### Work to complete
Copy the records below character for character.

### Exercise data
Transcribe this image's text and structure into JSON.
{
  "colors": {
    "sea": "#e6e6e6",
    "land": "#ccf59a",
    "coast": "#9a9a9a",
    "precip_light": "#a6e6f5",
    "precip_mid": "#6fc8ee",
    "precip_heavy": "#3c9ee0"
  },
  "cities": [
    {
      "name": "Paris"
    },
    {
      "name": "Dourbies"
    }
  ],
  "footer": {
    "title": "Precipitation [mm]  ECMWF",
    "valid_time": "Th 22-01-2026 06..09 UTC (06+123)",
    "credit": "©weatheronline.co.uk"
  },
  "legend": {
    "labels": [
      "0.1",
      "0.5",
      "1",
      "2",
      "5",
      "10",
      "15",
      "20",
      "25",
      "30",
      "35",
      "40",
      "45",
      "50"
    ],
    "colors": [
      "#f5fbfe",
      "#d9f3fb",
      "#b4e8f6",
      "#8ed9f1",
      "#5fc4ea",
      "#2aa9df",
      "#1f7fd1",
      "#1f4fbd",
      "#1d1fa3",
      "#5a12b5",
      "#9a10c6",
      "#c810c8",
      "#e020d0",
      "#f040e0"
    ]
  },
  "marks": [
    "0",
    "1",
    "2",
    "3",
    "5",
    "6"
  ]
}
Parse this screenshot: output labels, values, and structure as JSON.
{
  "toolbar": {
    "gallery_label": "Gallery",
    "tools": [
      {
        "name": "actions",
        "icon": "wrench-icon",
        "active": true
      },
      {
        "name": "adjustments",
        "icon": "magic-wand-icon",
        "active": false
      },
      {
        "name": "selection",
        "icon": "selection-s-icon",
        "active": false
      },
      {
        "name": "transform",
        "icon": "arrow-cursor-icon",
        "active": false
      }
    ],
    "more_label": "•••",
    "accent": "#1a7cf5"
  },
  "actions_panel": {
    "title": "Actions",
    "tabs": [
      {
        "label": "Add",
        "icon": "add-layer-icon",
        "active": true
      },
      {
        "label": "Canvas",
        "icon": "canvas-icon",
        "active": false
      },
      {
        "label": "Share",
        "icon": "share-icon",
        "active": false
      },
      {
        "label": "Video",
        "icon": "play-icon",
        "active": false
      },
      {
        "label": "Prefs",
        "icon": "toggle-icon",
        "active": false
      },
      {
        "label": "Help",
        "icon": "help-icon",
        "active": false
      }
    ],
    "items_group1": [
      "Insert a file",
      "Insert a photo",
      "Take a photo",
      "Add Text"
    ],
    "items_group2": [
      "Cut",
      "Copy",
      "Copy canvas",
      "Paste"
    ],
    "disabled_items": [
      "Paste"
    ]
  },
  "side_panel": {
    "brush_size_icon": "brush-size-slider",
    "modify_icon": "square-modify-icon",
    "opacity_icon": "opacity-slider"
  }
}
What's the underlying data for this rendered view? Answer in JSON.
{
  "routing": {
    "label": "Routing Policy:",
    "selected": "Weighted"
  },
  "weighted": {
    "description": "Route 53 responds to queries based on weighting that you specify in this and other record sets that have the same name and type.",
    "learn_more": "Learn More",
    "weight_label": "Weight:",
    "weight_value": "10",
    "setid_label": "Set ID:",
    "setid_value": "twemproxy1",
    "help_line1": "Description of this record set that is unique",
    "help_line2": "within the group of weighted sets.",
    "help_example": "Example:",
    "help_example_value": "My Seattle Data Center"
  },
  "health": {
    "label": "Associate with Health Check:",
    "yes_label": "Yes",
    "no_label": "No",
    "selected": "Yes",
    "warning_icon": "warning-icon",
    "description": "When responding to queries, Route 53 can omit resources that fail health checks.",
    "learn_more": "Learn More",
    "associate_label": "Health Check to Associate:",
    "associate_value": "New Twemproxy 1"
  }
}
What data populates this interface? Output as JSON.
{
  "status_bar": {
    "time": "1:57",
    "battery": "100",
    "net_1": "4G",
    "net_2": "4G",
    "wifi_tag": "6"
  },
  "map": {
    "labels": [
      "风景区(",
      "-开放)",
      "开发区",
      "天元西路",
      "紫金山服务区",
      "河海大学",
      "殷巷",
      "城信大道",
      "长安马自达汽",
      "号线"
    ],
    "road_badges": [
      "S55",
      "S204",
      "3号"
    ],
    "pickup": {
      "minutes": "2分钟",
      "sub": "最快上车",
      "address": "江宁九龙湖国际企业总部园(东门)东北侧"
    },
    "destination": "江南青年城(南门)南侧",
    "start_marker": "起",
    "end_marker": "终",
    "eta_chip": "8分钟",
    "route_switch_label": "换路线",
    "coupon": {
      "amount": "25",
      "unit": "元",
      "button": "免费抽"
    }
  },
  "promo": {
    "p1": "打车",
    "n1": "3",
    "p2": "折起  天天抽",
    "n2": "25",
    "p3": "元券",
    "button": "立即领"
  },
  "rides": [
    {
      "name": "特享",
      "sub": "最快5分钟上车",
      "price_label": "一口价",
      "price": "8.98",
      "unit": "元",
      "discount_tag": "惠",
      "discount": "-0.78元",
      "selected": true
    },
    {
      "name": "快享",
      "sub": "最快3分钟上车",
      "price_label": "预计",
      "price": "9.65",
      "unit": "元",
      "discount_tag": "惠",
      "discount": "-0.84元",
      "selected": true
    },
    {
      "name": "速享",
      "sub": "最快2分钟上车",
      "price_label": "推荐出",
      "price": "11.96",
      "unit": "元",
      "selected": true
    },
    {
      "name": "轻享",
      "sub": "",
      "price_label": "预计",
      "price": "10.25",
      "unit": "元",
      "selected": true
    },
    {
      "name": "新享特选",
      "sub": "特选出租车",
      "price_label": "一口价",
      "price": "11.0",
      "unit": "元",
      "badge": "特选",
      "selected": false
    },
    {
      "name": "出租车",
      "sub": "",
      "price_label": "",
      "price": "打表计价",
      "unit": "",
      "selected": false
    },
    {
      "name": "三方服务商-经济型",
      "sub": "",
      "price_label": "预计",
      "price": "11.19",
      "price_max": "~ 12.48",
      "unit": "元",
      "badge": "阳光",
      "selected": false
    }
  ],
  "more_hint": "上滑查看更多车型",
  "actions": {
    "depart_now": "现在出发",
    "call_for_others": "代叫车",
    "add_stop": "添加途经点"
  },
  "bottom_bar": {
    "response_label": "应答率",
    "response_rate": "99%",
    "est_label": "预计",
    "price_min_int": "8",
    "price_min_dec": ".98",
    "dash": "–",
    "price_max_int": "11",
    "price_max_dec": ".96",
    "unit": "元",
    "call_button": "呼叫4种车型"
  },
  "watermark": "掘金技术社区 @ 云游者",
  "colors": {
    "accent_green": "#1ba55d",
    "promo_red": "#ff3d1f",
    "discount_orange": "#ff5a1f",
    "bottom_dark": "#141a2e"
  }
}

### Response below
Transcribe this image's text and structure into JSON.
{
  "colors": {
    "sea": "#e6e6e6",
    "land": "#ccf59a",
    "coast": "#9a9a9a",
    "precip_light": "#a6e6f5",
    "precip_mid": "#6fc8ee",
    "precip_heavy": "#3c9ee0"
  },
  "cities": [
    {
      "name": "Paris"
    },
    {
      "name": "Dourbies"
    }
  ],
  "footer": {
    "title": "Precipitation [mm]  ECMWF",
    "valid_time": "Th 22-01-2026 06..09 UTC (06+123)",
    "credit": "©weatheronline.co.uk"
  },
  "legend": {
    "labels": [
      "0.1",
      "0.5",
      "1",
      "2",
      "5",
      "10",
      "15",
      "20",
      "25",
      "30",
      "35",
      "40",
      "45",
      "50"
    ],
    "colors": [
      "#f5fbfe",
      "#d9f3fb",
      "#b4e8f6",
      "#8ed9f1",
      "#5fc4ea",
      "#2aa9df",
      "#1f7fd1",
      "#1f4fbd",
      "#1d1fa3",
      "#5a12b5",
      "#9a10c6",
      "#c810c8",
      "#e020d0",
      "#f040e0"
    ]
  },
  "marks": [
    "0",
    "1",
    "2",
    "3",
    "5",
    "6"
  ]
}
Parse this screenshot: output labels, values, and structure as JSON.
{
  "toolbar": {
    "gallery_label": "Gallery",
    "tools": [
      {
        "name": "actions",
        "icon": "wrench-icon",
        "active": true
      },
      {
        "name": "adjustments",
        "icon": "magic-wand-icon",
        "active": false
      },
      {
        "name": "selection",
        "icon": "selection-s-icon",
        "active": false
      },
      {
        "name": "transform",
        "icon": "arrow-cursor-icon",
        "active": false
      }
    ],
    "more_label": "•••",
    "accent": "#1a7cf5"
  },
  "actions_panel": {
    "title": "Actions",
    "tabs": [
      {
        "label": "Add",
        "icon": "add-layer-icon",
        "active": true
      },
      {
        "label": "Canvas",
        "icon": "canvas-icon",
        "active": false
      },
      {
        "label": "Share",
        "icon": "share-icon",
        "active": false
      },
      {
        "label": "Video",
        "icon": "play-icon",
        "active": false
      },
      {
        "label": "Prefs",
        "icon": "toggle-icon",
        "active": false
      },
      {
        "label": "Help",
        "icon": "help-icon",
        "active": false
      }
    ],
    "items_group1": [
      "Insert a file",
      "Insert a photo",
      "Take a photo",
      "Add Text"
    ],
    "items_group2": [
      "Cut",
      "Copy",
      "Copy canvas",
      "Paste"
    ],
    "disabled_items": [
      "Paste"
    ]
  },
  "side_panel": {
    "brush_size_icon": "brush-size-slider",
    "modify_icon": "square-modify-icon",
    "opacity_icon": "opacity-slider"
  }
}
What's the underlying data for this rendered view? Answer in JSON.
{
  "routing": {
    "label": "Routing Policy:",
    "selected": "Weighted"
  },
  "weighted": {
    "description": "Route 53 responds to queries based on weighting that you specify in this and other record sets that have the same name and type.",
    "learn_more": "Learn More",
    "weight_label": "Weight:",
    "weight_value": "10",
    "setid_label": "Set ID:",
    "setid_value": "twemproxy1",
    "help_line1": "Description of this record set that is unique",
    "help_line2": "within the group of weighted sets.",
    "help_example": "Example:",
    "help_example_value": "My Seattle Data Center"
  },
  "health": {
    "label": "Associate with Health Check:",
    "yes_label": "Yes",
    "no_label": "No",
    "selected": "Yes",
    "warning_icon": "warning-icon",
    "description": "When responding to queries, Route 53 can omit resources that fail health checks.",
    "learn_more": "Learn More",
    "associate_label": "Health Check to Associate:",
    "associate_value": "New Twemproxy 1"
  }
}
What data populates this interface? Output as JSON.
{
  "status_bar": {
    "time": "1:57",
    "battery": "100",
    "net_1": "4G",
    "net_2": "4G",
    "wifi_tag": "6"
  },
  "map": {
    "labels": [
      "风景区(",
      "-开放)",
      "开发区",
      "天元西路",
      "紫金山服务区",
      "河海大学",
      "殷巷",
      "城信大道",
      "长安马自达汽",
      "号线"
    ],
    "road_badges": [
      "S55",
      "S204",
      "3号"
    ],
    "pickup": {
      "minutes": "2分钟",
      "sub": "最快上车",
      "address": "江宁九龙湖国际企业总部园(东门)东北侧"
    },
    "destination": "江南青年城(南门)南侧",
    "start_marker": "起",
    "end_marker": "终",
    "eta_chip": "8分钟",
    "route_switch_label": "换路线",
    "coupon": {
      "amount": "25",
      "unit": "元",
      "button": "免费抽"
    }
  },
  "promo": {
    "p1": "打车",
    "n1": "3",
    "p2": "折起  天天抽",
    "n2": "25",
    "p3": "元券",
    "button": "立即领"
  },
  "rides": [
    {
      "name": "特享",
      "sub": "最快5分钟上车",
      "price_label": "一口价",
      "price": "8.98",
      "unit": "元",
      "discount_tag": "惠",
      "discount": "-0.78元",
      "selected": true
    },
    {
      "name": "快享",
      "sub": "最快3分钟上车",
      "price_label": "预计",
      "price": "9.65",
      "unit": "元",
      "discount_tag": "惠",
      "discount": "-0.84元",
      "selected": true
    },
    {
      "name": "速享",
      "sub": "最快2分钟上车",
      "price_label": "推荐出",
      "price": "11.96",
      "unit": "元",
      "selected": true
    },
    {
      "name": "轻享",
      "sub": "",
      "price_label": "预计",
      "price": "10.25",
      "unit": "元",
      "selected": true
    },
    {
      "name": "新享特选",
      "sub": "特选出租车",
      "price_label": "一口价",
      "price": "11.0",
      "unit": "元",
      "badge": "特选",
      "selected": false
    },
    {
      "name": "出租车",
      "sub": "",
      "price_label": "",
      "price": "打表计价",
      "unit": "",
      "selected": false
    },
    {
      "name": "三方服务商-经济型",
      "sub": "",
      "price_label": "预计",
      "price": "11.19",
      "price_max": "~ 12.48",
      "unit": "元",
      "badge": "阳光",
      "selected": false
    }
  ],
  "more_hint": "上滑查看更多车型",
  "actions": {
    "depart_now": "现在出发",
    "call_for_others": "代叫车",
    "add_stop": "添加途经点"
  },
  "bottom_bar": {
    "response_label": "应答率",
    "response_rate": "99%",
    "est_label": "预计",
    "price_min_int": "8",
    "price_min_dec": ".98",
    "dash": "–",
    "price_max_int": "11",
    "price_max_dec": ".96",
    "unit": "元",
    "call_button": "呼叫4种车型"
  },
  "watermark": "掘金技术社区 @ 云游者",
  "colors": {
    "accent_green": "#1ba55d",
    "promo_red": "#ff3d1f",
    "discount_orange": "#ff5a1f",
    "bottom_dark": "#141a2e"
  }
}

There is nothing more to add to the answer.